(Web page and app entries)

***

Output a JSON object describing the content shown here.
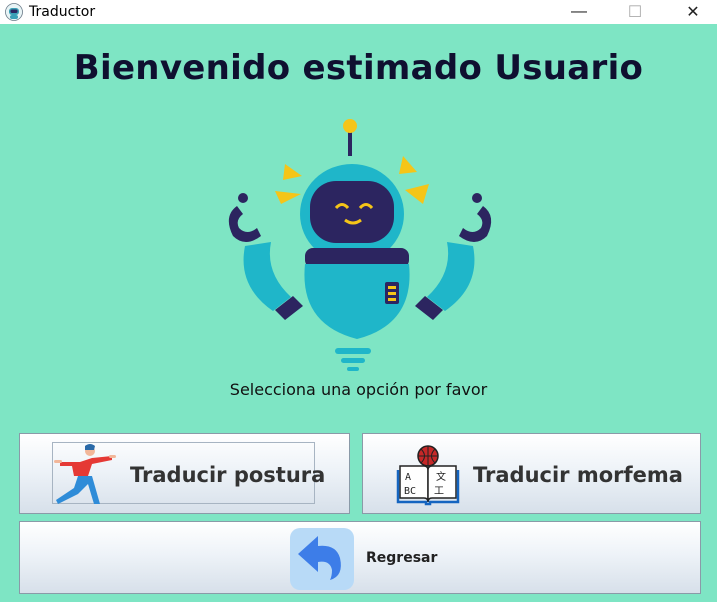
{
  "window": {
    "title": "Traductor",
    "icon": "robot-app-icon",
    "controls": {
      "minimize": "—",
      "maximize": "☐",
      "close": "✕"
    }
  },
  "main": {
    "heading": "Bienvenido estimado Usuario",
    "illustration": "meditating-robot",
    "subtitle": "Selecciona una opción por favor"
  },
  "buttons": {
    "postura": {
      "label": "Traducir postura",
      "icon": "person-pose-icon"
    },
    "morfema": {
      "label": "Traducir morfema",
      "icon": "language-book-icon"
    },
    "regresar": {
      "label": "Regresar",
      "icon": "back-arrow-icon"
    }
  },
  "colors": {
    "background": "#7ee5c4",
    "heading": "#0f1030",
    "robot_body": "#1fb6c9",
    "robot_dark": "#2c2560",
    "accent_yellow": "#f5c518"
  }
}
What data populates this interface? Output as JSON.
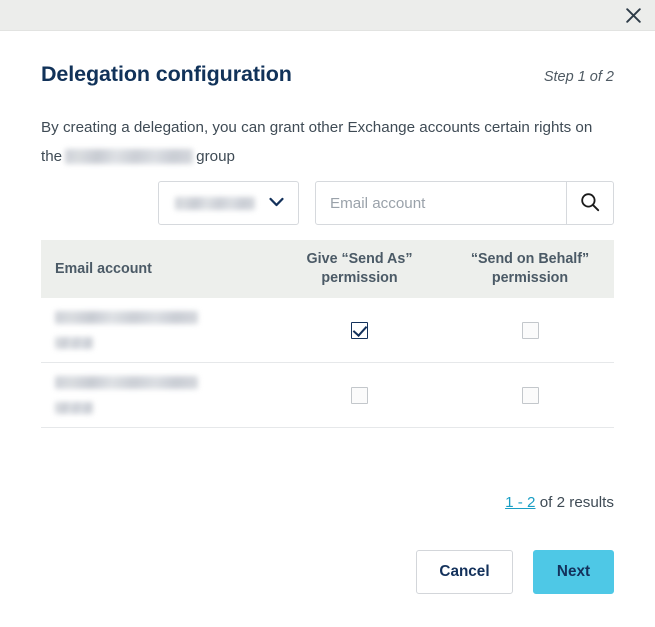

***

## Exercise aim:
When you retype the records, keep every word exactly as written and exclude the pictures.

## Task answer:
Output a JSON object describing the content shown here.
{
  "window": {
    "title": "Traductor",
    "icon": "robot-app-icon",
    "controls": {
      "minimize": "—",
      "maximize": "☐",
      "close": "✕"
    }
  },
  "main": {
    "heading": "Bienvenido estimado Usuario",
    "illustration": "meditating-robot",
    "subtitle": "Selecciona una opción por favor"
  },
  "buttons": {
    "postura": {
      "label": "Traducir postura",
      "icon": "person-pose-icon"
    },
    "morfema": {
      "label": "Traducir morfema",
      "icon": "language-book-icon"
    },
    "regresar": {
      "label": "Regresar",
      "icon": "back-arrow-icon"
    }
  },
  "colors": {
    "background": "#7ee5c4",
    "heading": "#0f1030",
    "robot_body": "#1fb6c9",
    "robot_dark": "#2c2560",
    "accent_yellow": "#f5c518"
  }
}
What data populates this interface? Output as JSON.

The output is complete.